─── Data to examine

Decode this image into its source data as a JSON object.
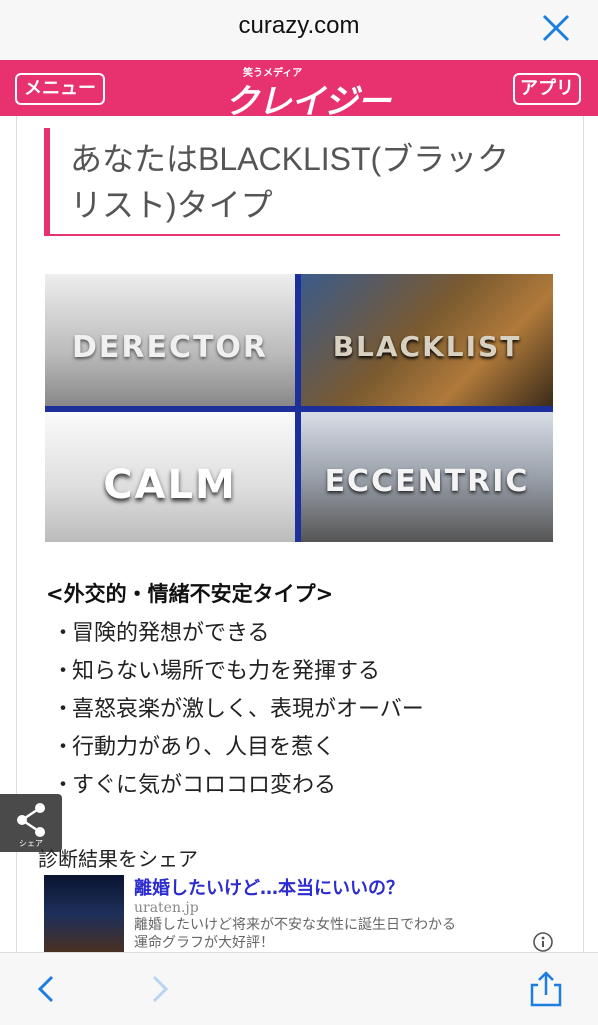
{
  "browser": {
    "url": "curazy.com",
    "close_icon": "close-icon"
  },
  "header": {
    "menu_label": "メニュー",
    "app_label": "アプリ",
    "logo_small": "笑うメディア",
    "logo_big": "クレイジー",
    "accent": "#e8316f"
  },
  "article": {
    "title": "あなたはBLACKLIST(ブラックリスト)タイプ",
    "tiles": [
      "DERECTOR",
      "BLACKLIST",
      "CALM",
      "ECCENTRIC"
    ],
    "type_heading": "<外交的・情緒不安定タイプ>",
    "traits": [
      "冒険的発想ができる",
      "知らない場所でも力を発揮する",
      "喜怒哀楽が激しく、表現がオーバー",
      "行動力があり、人目を惹く",
      "すぐに気がコロコロ変わる"
    ],
    "bullet": "・",
    "share_caption": "シェア",
    "share_text": "診断結果をシェア"
  },
  "ad": {
    "title": "離婚したいけど…本当にいいの？",
    "domain": "uraten.jp",
    "description": "離婚したいけど将来が不安な女性に誕生日でわかる運命グラフが大好評！"
  },
  "toolbar": {
    "back_icon": "chevron-left-icon",
    "forward_icon": "chevron-right-icon",
    "share_icon": "share-upload-icon"
  }
}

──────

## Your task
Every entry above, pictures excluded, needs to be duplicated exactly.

## Output of the task
Decode this image into its source data as a JSON object.
{
  "browser": {
    "url": "curazy.com",
    "close_icon": "close-icon"
  },
  "header": {
    "menu_label": "メニュー",
    "app_label": "アプリ",
    "logo_small": "笑うメディア",
    "logo_big": "クレイジー",
    "accent": "#e8316f"
  },
  "article": {
    "title": "あなたはBLACKLIST(ブラックリスト)タイプ",
    "tiles": [
      "DERECTOR",
      "BLACKLIST",
      "CALM",
      "ECCENTRIC"
    ],
    "type_heading": "<外交的・情緒不安定タイプ>",
    "traits": [
      "冒険的発想ができる",
      "知らない場所でも力を発揮する",
      "喜怒哀楽が激しく、表現がオーバー",
      "行動力があり、人目を惹く",
      "すぐに気がコロコロ変わる"
    ],
    "bullet": "・",
    "share_caption": "シェア",
    "share_text": "診断結果をシェア"
  },
  "ad": {
    "title": "離婚したいけど…本当にいいの？",
    "domain": "uraten.jp",
    "description": "離婚したいけど将来が不安な女性に誕生日でわかる運命グラフが大好評！"
  },
  "toolbar": {
    "back_icon": "chevron-left-icon",
    "forward_icon": "chevron-right-icon",
    "share_icon": "share-upload-icon"
  }
}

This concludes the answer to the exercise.